“Let’s say you share with five people each week, but only one out of 10 accepts Christ. It takes two weeks to get the first new believer. However, only one out of 20 will be obedient and share his story, so it takes you four weeks to get another person who will also share. But after four weeks, you now are both sharing,” Trueb said. “Since you can share twice as fast, in another two weeks, you have another person who can also share the Gospel. Then all three of you can share. In 36 weeks, over 10,400 people will have heard the Gospel. In a little over one year, over 14 million people will have heard the Gospel.”

Trueb’s hope is that Yadav believers not only will lead people to Christ but will disciple new believers and grow churches.
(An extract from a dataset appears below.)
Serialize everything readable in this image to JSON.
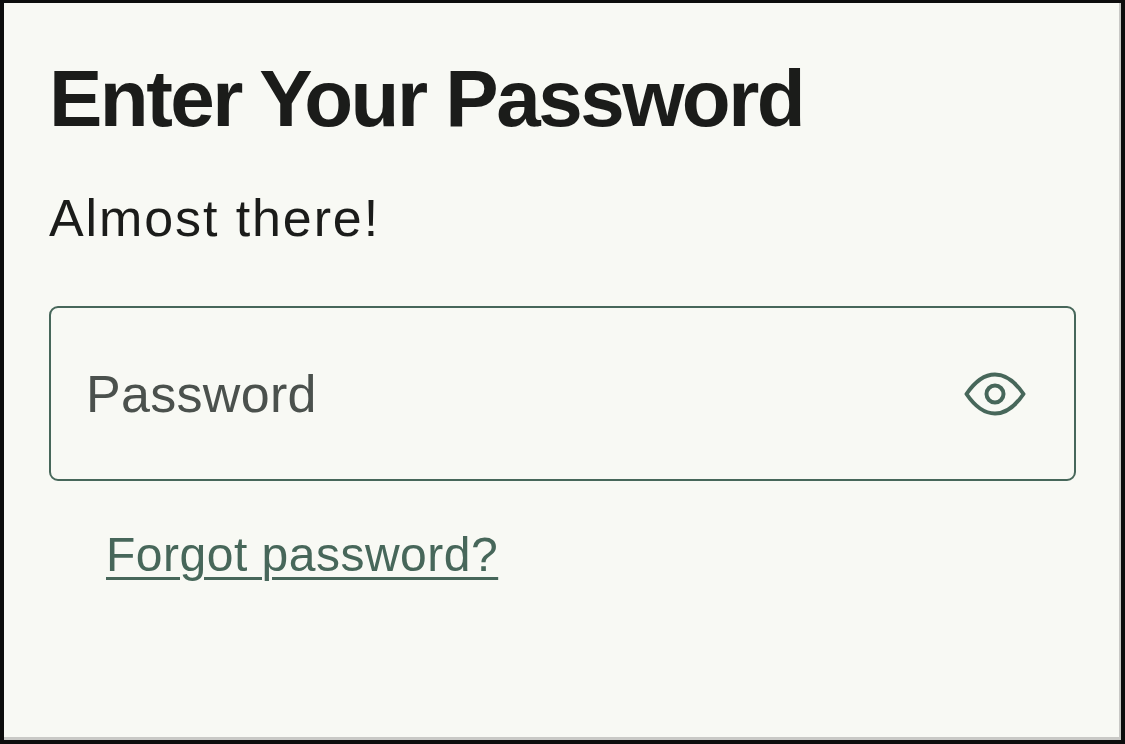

Trueb saw, however, that in spite of their excitement to share the Good News with their own people, one thing still seemed to be missing among the Yadav believers at the conference.

“I asked, ‘Who here really believes that they have the authority to baptize others and to make disciples?'” Trueb said. “‘Raise your hands if you think you have the authority.’ There was some hesitation.
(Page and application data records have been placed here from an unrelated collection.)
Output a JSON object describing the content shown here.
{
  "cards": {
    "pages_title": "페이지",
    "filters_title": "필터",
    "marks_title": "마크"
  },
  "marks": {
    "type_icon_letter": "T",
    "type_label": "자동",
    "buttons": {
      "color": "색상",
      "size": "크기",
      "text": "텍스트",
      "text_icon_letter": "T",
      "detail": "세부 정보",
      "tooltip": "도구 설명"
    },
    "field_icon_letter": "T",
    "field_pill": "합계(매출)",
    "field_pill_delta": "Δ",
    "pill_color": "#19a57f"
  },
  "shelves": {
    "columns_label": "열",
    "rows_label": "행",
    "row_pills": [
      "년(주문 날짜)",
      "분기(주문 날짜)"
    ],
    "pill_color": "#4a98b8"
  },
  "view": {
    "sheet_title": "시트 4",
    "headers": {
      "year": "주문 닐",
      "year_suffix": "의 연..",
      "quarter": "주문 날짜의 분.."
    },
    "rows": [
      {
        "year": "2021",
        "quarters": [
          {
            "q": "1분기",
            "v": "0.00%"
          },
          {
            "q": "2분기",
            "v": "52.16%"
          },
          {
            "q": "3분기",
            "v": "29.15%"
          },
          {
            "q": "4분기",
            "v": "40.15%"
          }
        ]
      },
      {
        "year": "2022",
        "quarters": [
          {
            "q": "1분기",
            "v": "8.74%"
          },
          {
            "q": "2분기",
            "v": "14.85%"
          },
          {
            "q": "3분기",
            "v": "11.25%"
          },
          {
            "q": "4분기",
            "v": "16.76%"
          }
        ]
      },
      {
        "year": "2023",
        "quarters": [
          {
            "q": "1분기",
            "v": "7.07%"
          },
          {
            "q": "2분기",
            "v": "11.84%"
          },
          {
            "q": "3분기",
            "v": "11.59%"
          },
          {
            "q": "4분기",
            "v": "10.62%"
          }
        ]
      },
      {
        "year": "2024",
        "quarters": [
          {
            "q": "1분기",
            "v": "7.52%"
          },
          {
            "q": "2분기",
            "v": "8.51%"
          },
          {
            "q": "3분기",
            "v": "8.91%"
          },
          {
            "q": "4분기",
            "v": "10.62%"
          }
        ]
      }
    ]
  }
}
“I explained how in the Old and New Testaments, God used the placing on of hands to bless and empower others,” Trueb recounted. “So I had them find a partner and put their hands on each other’s shoulders and say, ‘By the authority of Jesus Christ, you have the authority to go and make disciples, to baptize them in the name of the Father, Son and Holy Spirit, and to teach them to obey everything Jesus has commanded.'”
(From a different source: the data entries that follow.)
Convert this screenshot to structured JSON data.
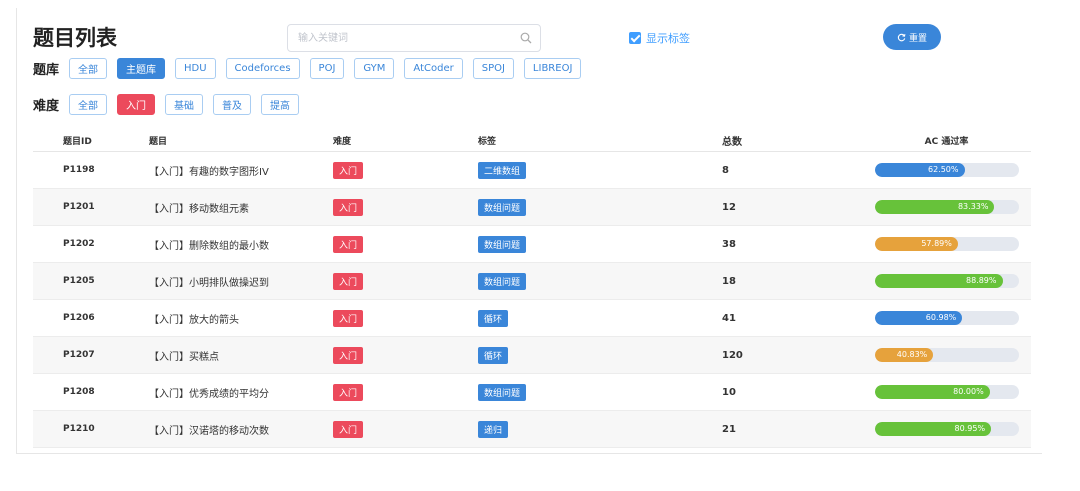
{
  "page": {
    "title": "题目列表"
  },
  "search": {
    "placeholder": "输入关键词",
    "value": ""
  },
  "show_tags": {
    "label": "显示标签",
    "checked": true
  },
  "reset": {
    "label": "重置"
  },
  "bank": {
    "label": "题库",
    "options": [
      {
        "label": "全部",
        "active": false
      },
      {
        "label": "主题库",
        "active": true
      },
      {
        "label": "HDU",
        "active": false
      },
      {
        "label": "Codeforces",
        "active": false
      },
      {
        "label": "POJ",
        "active": false
      },
      {
        "label": "GYM",
        "active": false
      },
      {
        "label": "AtCoder",
        "active": false
      },
      {
        "label": "SPOJ",
        "active": false
      },
      {
        "label": "LIBREOJ",
        "active": false
      }
    ]
  },
  "difficulty": {
    "label": "难度",
    "options": [
      {
        "label": "全部",
        "active": false
      },
      {
        "label": "入门",
        "active": true
      },
      {
        "label": "基础",
        "active": false
      },
      {
        "label": "普及",
        "active": false
      },
      {
        "label": "提高",
        "active": false
      }
    ]
  },
  "colors": {
    "blue": "#3a86d9",
    "green": "#67c23a",
    "orange": "#e6a23c",
    "red": "#ec4a5c"
  },
  "table": {
    "headers": {
      "id": "题目ID",
      "title": "题目",
      "difficulty": "难度",
      "tag": "标签",
      "total": "总数",
      "ac": "AC 通过率"
    },
    "rows": [
      {
        "id": "P1198",
        "title": "【入门】有趣的数字图形IV",
        "difficulty": "入门",
        "tag": "二维数组",
        "total": "8",
        "ac": "62.50%",
        "ac_value": 62.5,
        "ac_color": "blue"
      },
      {
        "id": "P1201",
        "title": "【入门】移动数组元素",
        "difficulty": "入门",
        "tag": "数组问题",
        "total": "12",
        "ac": "83.33%",
        "ac_value": 83.33,
        "ac_color": "green"
      },
      {
        "id": "P1202",
        "title": "【入门】删除数组的最小数",
        "difficulty": "入门",
        "tag": "数组问题",
        "total": "38",
        "ac": "57.89%",
        "ac_value": 57.89,
        "ac_color": "orange"
      },
      {
        "id": "P1205",
        "title": "【入门】小明排队做操迟到",
        "difficulty": "入门",
        "tag": "数组问题",
        "total": "18",
        "ac": "88.89%",
        "ac_value": 88.89,
        "ac_color": "green"
      },
      {
        "id": "P1206",
        "title": "【入门】放大的箭头",
        "difficulty": "入门",
        "tag": "循环",
        "total": "41",
        "ac": "60.98%",
        "ac_value": 60.98,
        "ac_color": "blue"
      },
      {
        "id": "P1207",
        "title": "【入门】买糕点",
        "difficulty": "入门",
        "tag": "循环",
        "total": "120",
        "ac": "40.83%",
        "ac_value": 40.83,
        "ac_color": "orange"
      },
      {
        "id": "P1208",
        "title": "【入门】优秀成绩的平均分",
        "difficulty": "入门",
        "tag": "数组问题",
        "total": "10",
        "ac": "80.00%",
        "ac_value": 80.0,
        "ac_color": "green"
      },
      {
        "id": "P1210",
        "title": "【入门】汉诺塔的移动次数",
        "difficulty": "入门",
        "tag": "递归",
        "total": "21",
        "ac": "80.95%",
        "ac_value": 80.95,
        "ac_color": "green"
      }
    ]
  }
}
This simple act made all the difference, Trueb said.

“They all cheered,” he said. “It was really awesome!”

With newfound confidence in the authority granted them by Christ, the believers’ excitement about sharing the Gospel with their people increased even more. They began to encourage and challenge one another.

“Even though he is not from our country, God has spoken to Pastor Trueb to bring this vision to the Yadav people,” Brijesh said. “He is learning the language and preaching about Christ, but we who know the language, how rapidly we can tell the Gospel!

“Do not think you are uneducated,” Brijesh told his peers. “Do not think you are illiterate. You have all the potential. When you work for Him, the Holy Spirit Himself will teach you. Jesus has told us, ‘Freely you have received; freely you should give.'”

Another Yadav believer, Ghirish*, underscored the importance of taking all they had learned at the conference and putting it into practice.

“God has given us authority, and we must use this authority sincerely. We must take the victory that Jesus has already given to us, not only to the three Yadav people who are perishing, but to all the people who are perishing,” Ghirish said. “We must go to them and tell them the Gospel through our testimony. Jesus Christ has given us a promise; He has given us authority. Will we use this authority rightly?

“We need to be faithful, like the wise man who built his house on the rock, to go and tell other people about the Gospel, especially those who are perishing and going to hell,” Ghirish said. “We cannot do it ourselves, but we have Jesus Christ, the Son of God, and we have the Holy Spirit. We can do it.”

His words echoed the sentiments of many of the Yadav believers as they prepared to return to their families and villages. They repeated the promise that they would remain faithful to the high calling of Christ.

“There are so many empty chairs here,” Brijesh said. “Next year when we come back, this hall will be filled with all the Yadav people.”

But, he warned, “If we don’t decide to preach Christ, it will never happen.”
*Names changed for security purposes. For more information on how to pray for the peoples of southern Asia, visit www.go2SouthAsia.org.

    About the Author

  • Kari Wynn*